When the trail is lined on one side or both it is easy for the brain to start considering how close we are to connecting with whatever it is lining the trail. This is ‘red receptor' heaven, those puppies will be glowing like the Blackpool illuminations if you let them. In terms of a ‘concentration ladder’ you will be fixed on that bottom rung or ‘where am I’ rather than the ‘where am I going’. If you don’t like skin on your knuckles it is easy to remove just by asking your self the question 'will I fit through there'. The chances are that the answer to this question is yes, you will, but whether you do or not depends more on looking to where you want to be rather than where you are now. Using focal vision to judge the gap between two objects takes more time and more conscious effort than relying on peripheral vision and our unconscious abilities.
Looking through the gap between objects to the nearest high point to them and as far down the trail will allow our peripheral vision to work in an optimal fashion. Unconsciously assessing the gap by relying on peripheral vision while you focus on what lies beyond will reap rich rewards.
Engaging in a deliberation, making a conscious “can I fit through there decision” based on focal vision flicking one way then the next will slow you down. Too much of the brains available capacity gets eaten up in performing pointless calculations that can be dealt with in a more unconscious fashion. Look through, trust your peripheral vision, light up some green receptors and stop wasting valuable processing power and you will find you are carrying more speed than a Hells Angel on his way to Knebworth.
Visualisation - The Mind’s Eye
Although much of what we a have considered is about processing what we actually see, when it comes to creating images we can also rely purely on ‘Top Down’ knowledge. Although a good rider can do it as they approach a section, if they have enough spare mental capacity, for most mere mortals this about visualisation before we ride or race. Top performers and athletes engage a wide range of senses to create a mental picture of what they will do and when. Visualisation is a very powerful tool that can give a competitive rider the edge. They can experience a section in their mind before they ride it.
There are two types of visualisation - first person and third person. Seeing things through the first person perspective is to see things through the riders’ own eyes. Developing the first person perspective allows you to repeatedly practice and improve sections in your mind before hitting the trail. It’s easy to polish your riding by working through sections in your mind. Pre-thinking your responses and developing a greater awareness of what you will need to be doing and when, will free up metal capacity when you come to ride a section. Sections and multi-linked sections can be ridden in your mind repeatedly before riding them for real.
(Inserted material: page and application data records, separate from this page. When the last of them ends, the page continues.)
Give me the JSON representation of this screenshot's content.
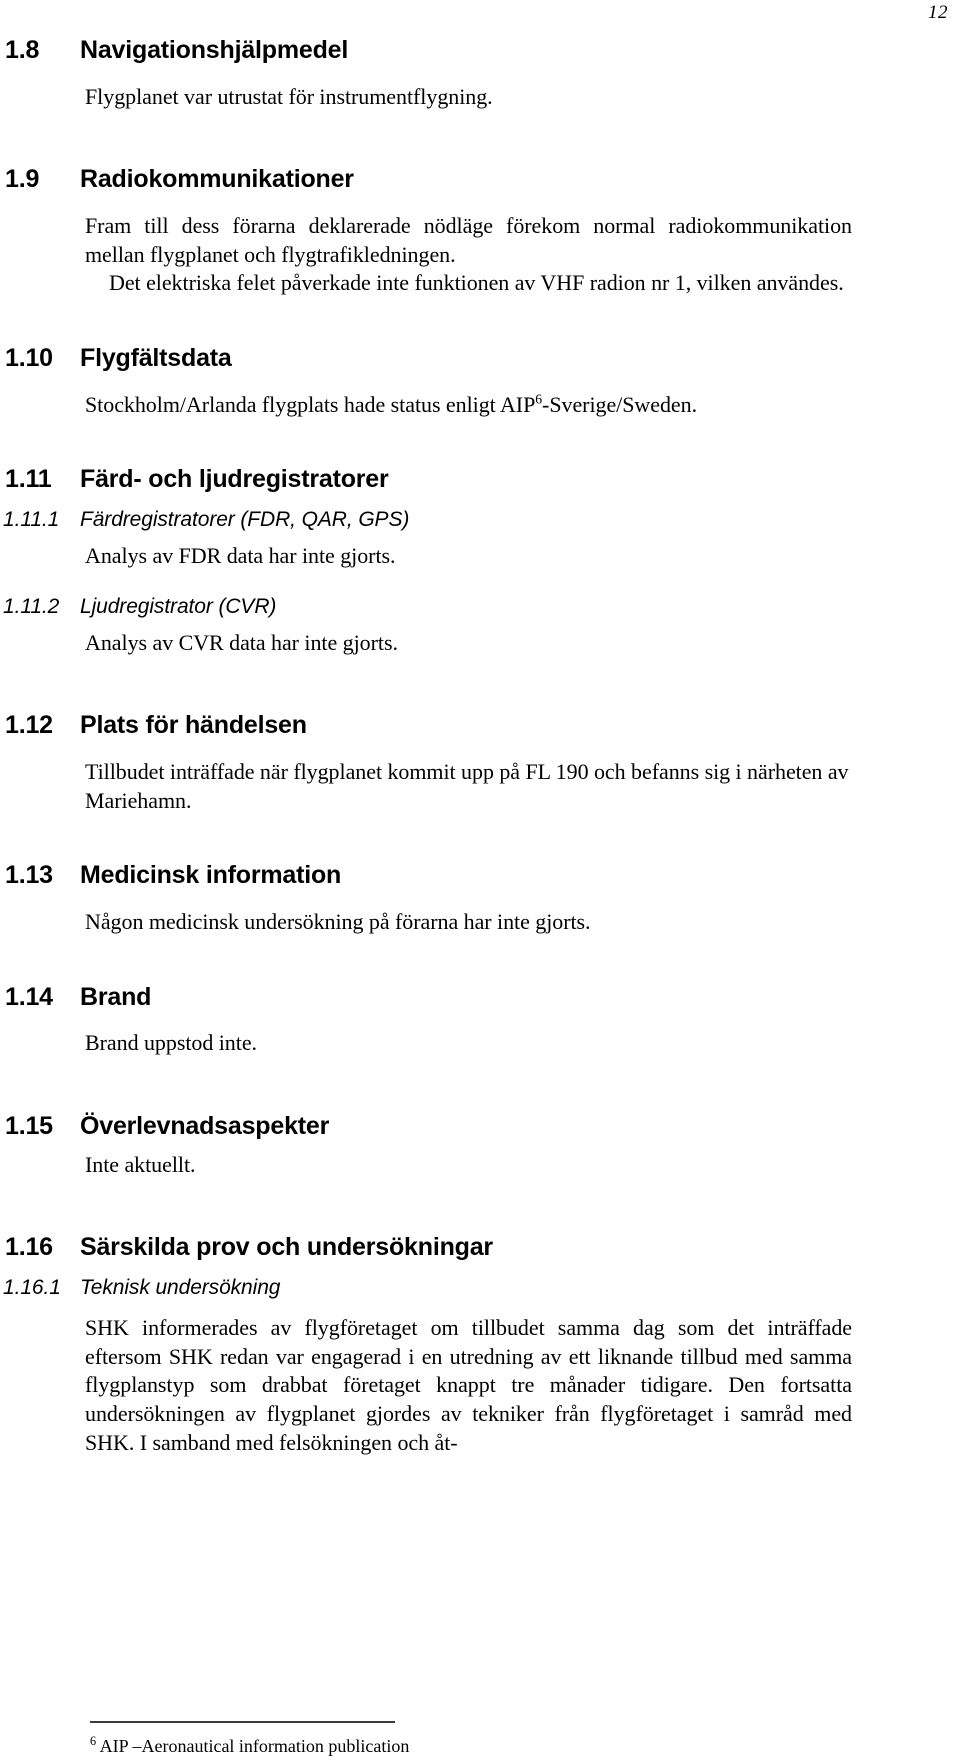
{
  "page": {
    "number": "12"
  },
  "sections": [
    {
      "id": "1.8",
      "number": "1.8",
      "title": "Navigationshjälpmedel",
      "body": "Flygplanet var utrustat för instrumentflygning."
    },
    {
      "id": "1.9",
      "number": "1.9",
      "title": "Radiokommunikationer",
      "body_p1": "Fram till dess förarna deklarerade nödläge förekom normal radiokommunikation mellan flygplanet och flygtrafikledningen.",
      "body_p2": "Det elektriska felet påverkade inte funktionen av VHF radion nr 1, vilken användes."
    },
    {
      "id": "1.10",
      "number": "1.10",
      "title": "Flygfältsdata",
      "body_before": "Stockholm/Arlanda flygplats hade status enligt AIP",
      "body_superscript": "6",
      "body_after": "-Sverige/Sweden."
    },
    {
      "id": "1.11",
      "number": "1.11",
      "title": "Färd- och ljudregistratorer",
      "subsections": [
        {
          "number": "1.11.1",
          "title": "Färdregistratorer (FDR, QAR, GPS)",
          "body": "Analys av FDR data har inte gjorts."
        },
        {
          "number": "1.11.2",
          "title": "Ljudregistrator (CVR)",
          "body": "Analys av CVR data har inte gjorts."
        }
      ]
    },
    {
      "id": "1.12",
      "number": "1.12",
      "title": "Plats för händelsen",
      "body": "Tillbudet inträffade när flygplanet kommit upp på FL 190 och befanns sig i närheten av Mariehamn."
    },
    {
      "id": "1.13",
      "number": "1.13",
      "title": "Medicinsk information",
      "body": "Någon medicinsk undersökning på förarna har inte gjorts."
    },
    {
      "id": "1.14",
      "number": "1.14",
      "title": "Brand",
      "body": "Brand uppstod inte."
    },
    {
      "id": "1.15",
      "number": "1.15",
      "title": "Överlevnadsaspekter",
      "body": "Inte aktuellt."
    },
    {
      "id": "1.16",
      "number": "1.16",
      "title": "Särskilda prov och undersökningar",
      "subsections": [
        {
          "number": "1.16.1",
          "title": "Teknisk undersökning",
          "body": "SHK informerades av flygföretaget om tillbudet samma dag som det inträffade eftersom SHK redan var engagerad i en utredning av ett liknande tillbud med samma flygplanstyp som drabbat företaget knappt tre månader tidigare. Den fortsatta undersökningen av flygplanet gjordes av tekniker från flygföretaget i samråd med SHK. I samband med felsökningen och åt-"
        }
      ]
    }
  ],
  "footnote": {
    "marker": "6",
    "text": "AIP –Aeronautical information publication"
  }
}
Identifying potential performance cues and working on looking, pumping and thinking through them well before you physically see them will help you respond more correctly when do encounter them in the flesh.
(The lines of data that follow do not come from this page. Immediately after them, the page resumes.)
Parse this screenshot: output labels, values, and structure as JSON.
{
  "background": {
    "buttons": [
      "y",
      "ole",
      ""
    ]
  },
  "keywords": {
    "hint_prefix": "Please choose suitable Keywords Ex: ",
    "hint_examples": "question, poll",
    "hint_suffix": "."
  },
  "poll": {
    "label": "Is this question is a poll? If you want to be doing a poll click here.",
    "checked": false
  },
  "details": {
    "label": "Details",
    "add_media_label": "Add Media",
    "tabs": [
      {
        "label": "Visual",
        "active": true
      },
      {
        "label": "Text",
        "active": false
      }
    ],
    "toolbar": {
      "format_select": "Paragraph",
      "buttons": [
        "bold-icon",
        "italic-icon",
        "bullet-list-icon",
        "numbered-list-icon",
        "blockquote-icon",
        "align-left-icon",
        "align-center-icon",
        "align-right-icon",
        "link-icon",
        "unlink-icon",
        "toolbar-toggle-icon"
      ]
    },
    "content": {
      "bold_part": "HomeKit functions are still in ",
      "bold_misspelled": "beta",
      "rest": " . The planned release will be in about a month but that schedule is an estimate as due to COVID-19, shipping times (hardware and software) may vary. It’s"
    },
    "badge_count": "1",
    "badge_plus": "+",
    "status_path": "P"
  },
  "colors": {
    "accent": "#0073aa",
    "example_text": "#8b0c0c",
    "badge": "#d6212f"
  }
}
Seeing things through the third person perspective is to see things through the eyes of a third person or virtual spectator. Just as with first person perspective, third person perspective enables you to repeatedly practice sections in your mind before hitting the trail. Arguably the harder of the two to master, the third person perspective will allow you not just to see the section and think about your physical responses but see them from a range of angles and focus on different physical elements each time you run through it in your mind.
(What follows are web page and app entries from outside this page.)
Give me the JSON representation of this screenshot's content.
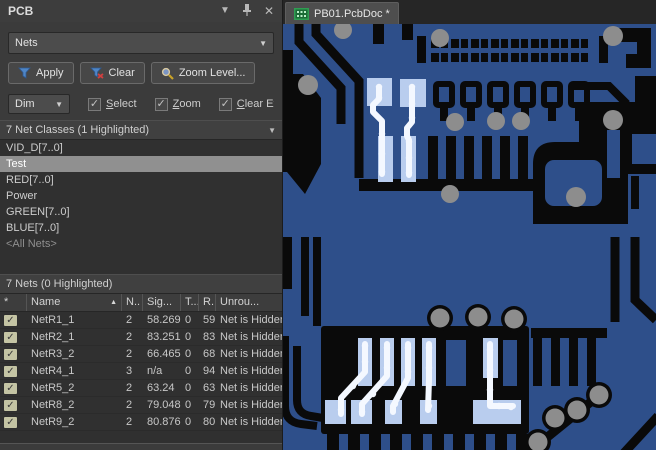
{
  "panel": {
    "title": "PCB",
    "header_icons": [
      "dropdown-icon",
      "pin-icon",
      "close-icon"
    ],
    "selector_value": "Nets",
    "buttons": {
      "apply": "Apply",
      "clear": "Clear",
      "zoom_level": "Zoom Level..."
    },
    "dim_value": "Dim",
    "option_checkboxes": [
      {
        "label": "Select",
        "checked": true
      },
      {
        "label": "Zoom",
        "checked": true
      },
      {
        "label": "Clear Existing",
        "checked": true
      }
    ],
    "net_classes": {
      "header": "7 Net Classes (1 Highlighted)",
      "items": [
        {
          "label": "VID_D[7..0]"
        },
        {
          "label": "Test",
          "highlighted": true
        },
        {
          "label": "RED[7..0]"
        },
        {
          "label": "Power"
        },
        {
          "label": "GREEN[7..0]"
        },
        {
          "label": "BLUE[7..0]"
        },
        {
          "label": "<All Nets>",
          "dim": true
        }
      ]
    },
    "nets": {
      "header": "7 Nets (0 Highlighted)",
      "columns": [
        "*",
        "Name",
        "N..",
        "Sig...",
        "T...",
        "R...",
        "Unrou..."
      ],
      "rows": [
        {
          "checked": true,
          "name": "NetR1_1",
          "nodes": "2",
          "signal": "58.269",
          "t": "0",
          "routed": "59",
          "unrouted": "Net is Hidden"
        },
        {
          "checked": true,
          "name": "NetR2_1",
          "nodes": "2",
          "signal": "83.251",
          "t": "0",
          "routed": "83.",
          "unrouted": "Net is Hidden"
        },
        {
          "checked": true,
          "name": "NetR3_2",
          "nodes": "2",
          "signal": "66.465",
          "t": "0",
          "routed": "68.",
          "unrouted": "Net is Hidden"
        },
        {
          "checked": true,
          "name": "NetR4_1",
          "nodes": "3",
          "signal": "n/a",
          "t": "0",
          "routed": "94.",
          "unrouted": "Net is Hidden"
        },
        {
          "checked": true,
          "name": "NetR5_2",
          "nodes": "2",
          "signal": "63.24",
          "t": "0",
          "routed": "63.",
          "unrouted": "Net is Hidden"
        },
        {
          "checked": true,
          "name": "NetR8_2",
          "nodes": "2",
          "signal": "79.048",
          "t": "0",
          "routed": "79.",
          "unrouted": "Net is Hidden"
        },
        {
          "checked": true,
          "name": "NetR9_2",
          "nodes": "2",
          "signal": "80.876",
          "t": "0",
          "routed": "80.",
          "unrouted": "Net is Hidden"
        }
      ]
    }
  },
  "document_tab": {
    "title": "PB01.PcbDoc *"
  },
  "pcb": {
    "colors": {
      "board": "#2e4f8a",
      "copper_dark": "#0a0a0a",
      "via": "#8d8d8d",
      "highlight_pad": "#b9cdee",
      "highlight_trace": "#f4f8ff"
    }
  }
}
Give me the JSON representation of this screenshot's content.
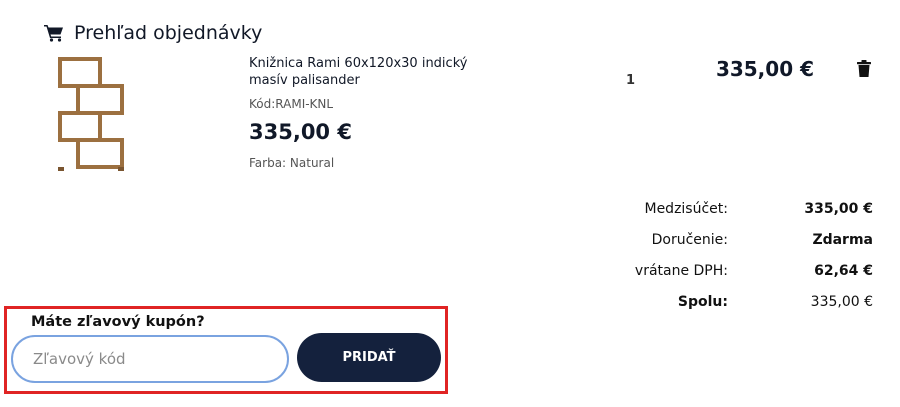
{
  "header": {
    "title": "Prehľad objednávky",
    "icon": "cart-icon"
  },
  "product": {
    "name": "Knižnica Rami 60x120x30 indický masív palisander",
    "code": "Kód:RAMI-KNL",
    "price": "335,00 €",
    "color": "Farba: Natural",
    "quantity": "1",
    "line_total": "335,00 €",
    "delete_icon": "trash-icon"
  },
  "summary": {
    "rows": [
      {
        "label": "Medzisúčet:",
        "value": "335,00 €"
      },
      {
        "label": "Doručenie:",
        "value": "Zdarma"
      },
      {
        "label": "vrátane DPH:",
        "value": "62,64 €"
      },
      {
        "label": "Spolu:",
        "value": "335,00 €"
      }
    ]
  },
  "coupon": {
    "title": "Máte zľavový kupón?",
    "placeholder": "Zľavový kód",
    "value": "",
    "button_label": "PRIDAŤ",
    "highlight_color": "#e02424",
    "button_color": "#14213d"
  }
}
‘Looking’ might be the most obvious of skills but it is often ‘overlooked’ when it comes to training or practising. If something is this fundamental to riding well then surely it is worth more than a cursory glance? Engage your more narcissistic tendencies and spend more time thinking about ‘looking good’ and remember that even if you have a lust for Day-Glo Lycra and doughnuts you can still be good looking!
Do you enjoy reading IMB Magazine, using our App and website? We now need your support to keep IMB going. Support IMB from as little as £2 – and it only takes a minute. Thank you!
This technique article was in Issue 31 of IMB.